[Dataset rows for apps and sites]
[Start of section]

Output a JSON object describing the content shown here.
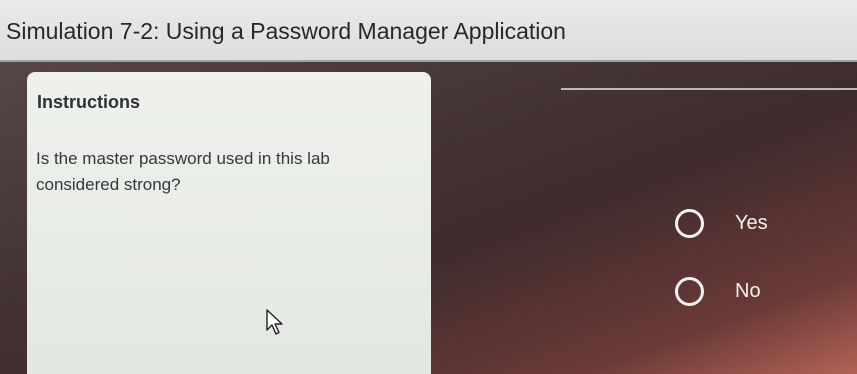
{
  "header": {
    "title": "Simulation 7-2: Using a Password Manager Application"
  },
  "instructions": {
    "heading": "Instructions",
    "question": "Is the master password used in this lab considered strong?"
  },
  "answers": {
    "options": [
      {
        "label": "Yes",
        "selected": false
      },
      {
        "label": "No",
        "selected": false
      }
    ]
  },
  "colors": {
    "title_bar_bg": "#e9ebe8",
    "panel_bg": "#eef1ec",
    "background_dark": "#3e2b2c",
    "radio_outline": "#f2f2f2"
  },
  "icons": {
    "cursor": "mouse-pointer-icon"
  }
}
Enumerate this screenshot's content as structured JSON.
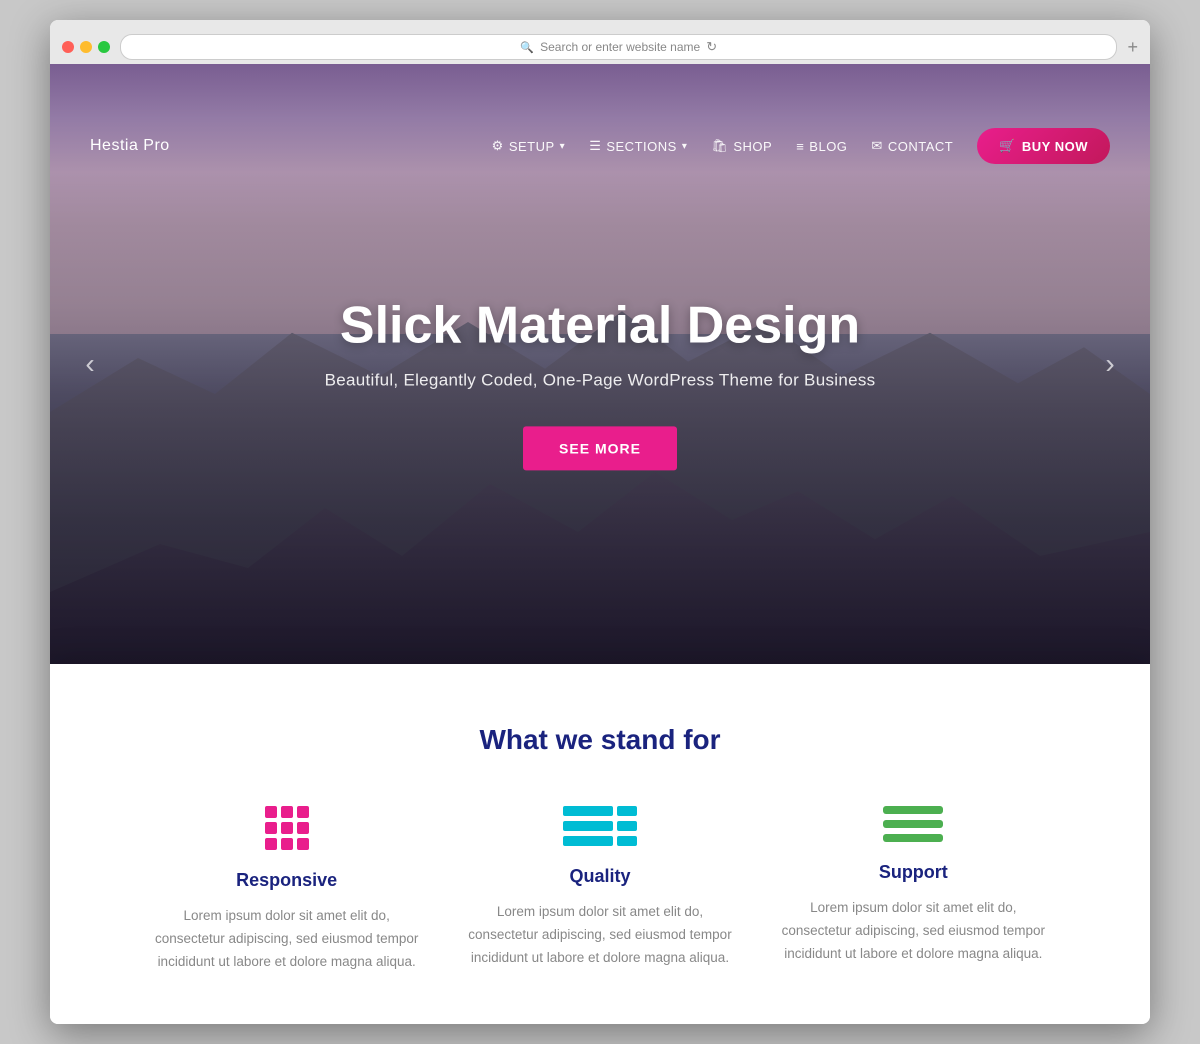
{
  "browser": {
    "search_placeholder": "Search or enter website name"
  },
  "navbar": {
    "brand": "Hestia Pro",
    "links": [
      {
        "id": "setup",
        "label": "SETUP",
        "icon": "⚙",
        "has_dropdown": true
      },
      {
        "id": "sections",
        "label": "SECTIONS",
        "icon": "☰",
        "has_dropdown": true
      },
      {
        "id": "shop",
        "label": "SHOP",
        "icon": "🛍",
        "has_dropdown": false
      },
      {
        "id": "blog",
        "label": "BLOG",
        "icon": "≡",
        "has_dropdown": false
      },
      {
        "id": "contact",
        "label": "CONTACT",
        "icon": "✉",
        "has_dropdown": false
      }
    ],
    "cta_label": "BUY NOW",
    "cta_icon": "🛒"
  },
  "hero": {
    "title": "Slick Material Design",
    "subtitle": "Beautiful, Elegantly Coded, One-Page WordPress Theme for Business",
    "cta_label": "SEE MORE"
  },
  "features": {
    "section_title": "What we stand for",
    "items": [
      {
        "id": "responsive",
        "name": "Responsive",
        "description": "Lorem ipsum dolor sit amet elit do, consectetur adipiscing, sed eiusmod tempor incididunt ut labore et dolore magna aliqua."
      },
      {
        "id": "quality",
        "name": "Quality",
        "description": "Lorem ipsum dolor sit amet elit do, consectetur adipiscing, sed eiusmod tempor incididunt ut labore et dolore magna aliqua."
      },
      {
        "id": "support",
        "name": "Support",
        "description": "Lorem ipsum dolor sit amet elit do, consectetur adipiscing, sed eiusmod tempor incididunt ut labore et dolore magna aliqua."
      }
    ]
  },
  "colors": {
    "pink": "#e91e8c",
    "cyan": "#00bcd4",
    "green": "#4caf50",
    "navy": "#1a237e"
  }
}
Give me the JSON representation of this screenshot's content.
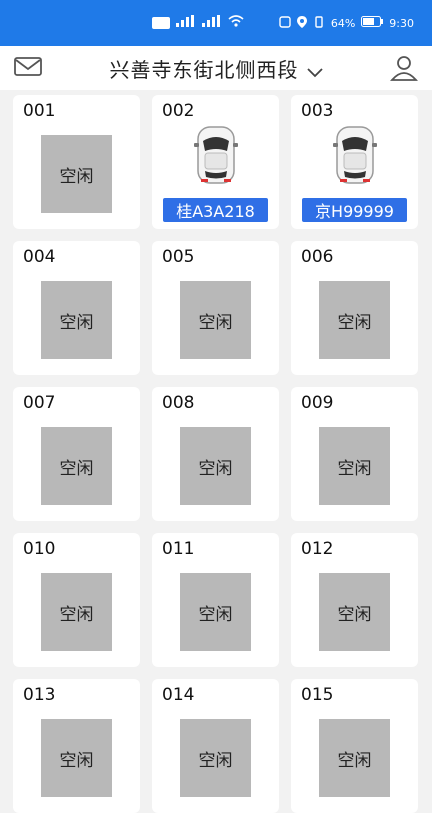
{
  "status_bar": {
    "battery": "64%",
    "time": "9:30"
  },
  "header": {
    "title": "兴善寺东街北侧西段"
  },
  "colors": {
    "accent": "#1f7ae8",
    "plate": "#2f6fe6",
    "free_box": "#b8b8b8"
  },
  "slots": [
    {
      "num": "001",
      "status": "空闲"
    },
    {
      "num": "002",
      "plate": "桂A3A218"
    },
    {
      "num": "003",
      "plate": "京H99999"
    },
    {
      "num": "004",
      "status": "空闲"
    },
    {
      "num": "005",
      "status": "空闲"
    },
    {
      "num": "006",
      "status": "空闲"
    },
    {
      "num": "007",
      "status": "空闲"
    },
    {
      "num": "008",
      "status": "空闲"
    },
    {
      "num": "009",
      "status": "空闲"
    },
    {
      "num": "010",
      "status": "空闲"
    },
    {
      "num": "011",
      "status": "空闲"
    },
    {
      "num": "012",
      "status": "空闲"
    },
    {
      "num": "013",
      "status": "空闲"
    },
    {
      "num": "014",
      "status": "空闲"
    },
    {
      "num": "015",
      "status": "空闲"
    }
  ]
}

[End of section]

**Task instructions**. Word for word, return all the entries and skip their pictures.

**Written answer**.
Output a JSON object describing the content shown here.
{
  "header": {
    "title": "Simulation 7-2: Using a Password Manager Application"
  },
  "instructions": {
    "heading": "Instructions",
    "question": "Is the master password used in this lab considered strong?"
  },
  "answers": {
    "options": [
      {
        "label": "Yes",
        "selected": false
      },
      {
        "label": "No",
        "selected": false
      }
    ]
  },
  "colors": {
    "title_bar_bg": "#e9ebe8",
    "panel_bg": "#eef1ec",
    "background_dark": "#3e2b2c",
    "radio_outline": "#f2f2f2"
  },
  "icons": {
    "cursor": "mouse-pointer-icon"
  }
}
Enumerate this screenshot's content as structured JSON.
{
  "browser": {
    "search_placeholder": "Search or enter website name"
  },
  "navbar": {
    "brand": "Hestia Pro",
    "links": [
      {
        "id": "setup",
        "label": "SETUP",
        "icon": "⚙",
        "has_dropdown": true
      },
      {
        "id": "sections",
        "label": "SECTIONS",
        "icon": "☰",
        "has_dropdown": true
      },
      {
        "id": "shop",
        "label": "SHOP",
        "icon": "🛍",
        "has_dropdown": false
      },
      {
        "id": "blog",
        "label": "BLOG",
        "icon": "≡",
        "has_dropdown": false
      },
      {
        "id": "contact",
        "label": "CONTACT",
        "icon": "✉",
        "has_dropdown": false
      }
    ],
    "cta_label": "BUY NOW",
    "cta_icon": "🛒"
  },
  "hero": {
    "title": "Slick Material Design",
    "subtitle": "Beautiful, Elegantly Coded, One-Page WordPress Theme for Business",
    "cta_label": "SEE MORE"
  },
  "features": {
    "section_title": "What we stand for",
    "items": [
      {
        "id": "responsive",
        "name": "Responsive",
        "description": "Lorem ipsum dolor sit amet elit do, consectetur adipiscing, sed eiusmod tempor incididunt ut labore et dolore magna aliqua."
      },
      {
        "id": "quality",
        "name": "Quality",
        "description": "Lorem ipsum dolor sit amet elit do, consectetur adipiscing, sed eiusmod tempor incididunt ut labore et dolore magna aliqua."
      },
      {
        "id": "support",
        "name": "Support",
        "description": "Lorem ipsum dolor sit amet elit do, consectetur adipiscing, sed eiusmod tempor incididunt ut labore et dolore magna aliqua."
      }
    ]
  },
  "colors": {
    "pink": "#e91e8c",
    "cyan": "#00bcd4",
    "green": "#4caf50",
    "navy": "#1a237e"
  }
}
Give me the JSON representation of this screenshot's content.
{
  "status_bar": {
    "battery": "64%",
    "time": "9:30"
  },
  "header": {
    "title": "兴善寺东街北侧西段"
  },
  "colors": {
    "accent": "#1f7ae8",
    "plate": "#2f6fe6",
    "free_box": "#b8b8b8"
  },
  "slots": [
    {
      "num": "001",
      "status": "空闲"
    },
    {
      "num": "002",
      "plate": "桂A3A218"
    },
    {
      "num": "003",
      "plate": "京H99999"
    },
    {
      "num": "004",
      "status": "空闲"
    },
    {
      "num": "005",
      "status": "空闲"
    },
    {
      "num": "006",
      "status": "空闲"
    },
    {
      "num": "007",
      "status": "空闲"
    },
    {
      "num": "008",
      "status": "空闲"
    },
    {
      "num": "009",
      "status": "空闲"
    },
    {
      "num": "010",
      "status": "空闲"
    },
    {
      "num": "011",
      "status": "空闲"
    },
    {
      "num": "012",
      "status": "空闲"
    },
    {
      "num": "013",
      "status": "空闲"
    },
    {
      "num": "014",
      "status": "空闲"
    },
    {
      "num": "015",
      "status": "空闲"
    }
  ]
}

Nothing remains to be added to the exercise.